### Instructions to follow
An exact copy of every record below is what's needed here.

*** Opening of Material supplied ***

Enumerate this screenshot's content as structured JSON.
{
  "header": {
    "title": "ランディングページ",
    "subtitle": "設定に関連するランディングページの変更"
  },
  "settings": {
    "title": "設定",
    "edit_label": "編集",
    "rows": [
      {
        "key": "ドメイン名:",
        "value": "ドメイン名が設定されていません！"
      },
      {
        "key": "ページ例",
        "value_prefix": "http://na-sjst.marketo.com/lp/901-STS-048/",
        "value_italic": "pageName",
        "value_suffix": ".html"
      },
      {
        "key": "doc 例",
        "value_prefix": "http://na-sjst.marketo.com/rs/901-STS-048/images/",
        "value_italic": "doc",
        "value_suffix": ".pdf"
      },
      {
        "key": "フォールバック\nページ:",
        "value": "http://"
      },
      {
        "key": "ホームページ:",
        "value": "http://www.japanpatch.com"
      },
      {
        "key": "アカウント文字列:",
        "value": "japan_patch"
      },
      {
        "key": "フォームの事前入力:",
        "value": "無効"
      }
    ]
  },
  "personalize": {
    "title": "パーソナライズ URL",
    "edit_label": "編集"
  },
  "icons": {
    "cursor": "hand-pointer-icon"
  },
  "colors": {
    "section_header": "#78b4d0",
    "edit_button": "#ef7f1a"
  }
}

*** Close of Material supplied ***

### Expected answer
Enumerate this screenshot's content as structured JSON.
{
  "header": {
    "title": "ランディングページ",
    "subtitle": "設定に関連するランディングページの変更"
  },
  "settings": {
    "title": "設定",
    "edit_label": "編集",
    "rows": [
      {
        "key": "ドメイン名:",
        "value": "ドメイン名が設定されていません！"
      },
      {
        "key": "ページ例",
        "value_prefix": "http://na-sjst.marketo.com/lp/901-STS-048/",
        "value_italic": "pageName",
        "value_suffix": ".html"
      },
      {
        "key": "doc 例",
        "value_prefix": "http://na-sjst.marketo.com/rs/901-STS-048/images/",
        "value_italic": "doc",
        "value_suffix": ".pdf"
      },
      {
        "key": "フォールバック\nページ:",
        "value": "http://"
      },
      {
        "key": "ホームページ:",
        "value": "http://www.japanpatch.com"
      },
      {
        "key": "アカウント文字列:",
        "value": "japan_patch"
      },
      {
        "key": "フォームの事前入力:",
        "value": "無効"
      }
    ]
  },
  "personalize": {
    "title": "パーソナライズ URL",
    "edit_label": "編集"
  },
  "icons": {
    "cursor": "hand-pointer-icon"
  },
  "colors": {
    "section_header": "#78b4d0",
    "edit_button": "#ef7f1a"
  }
}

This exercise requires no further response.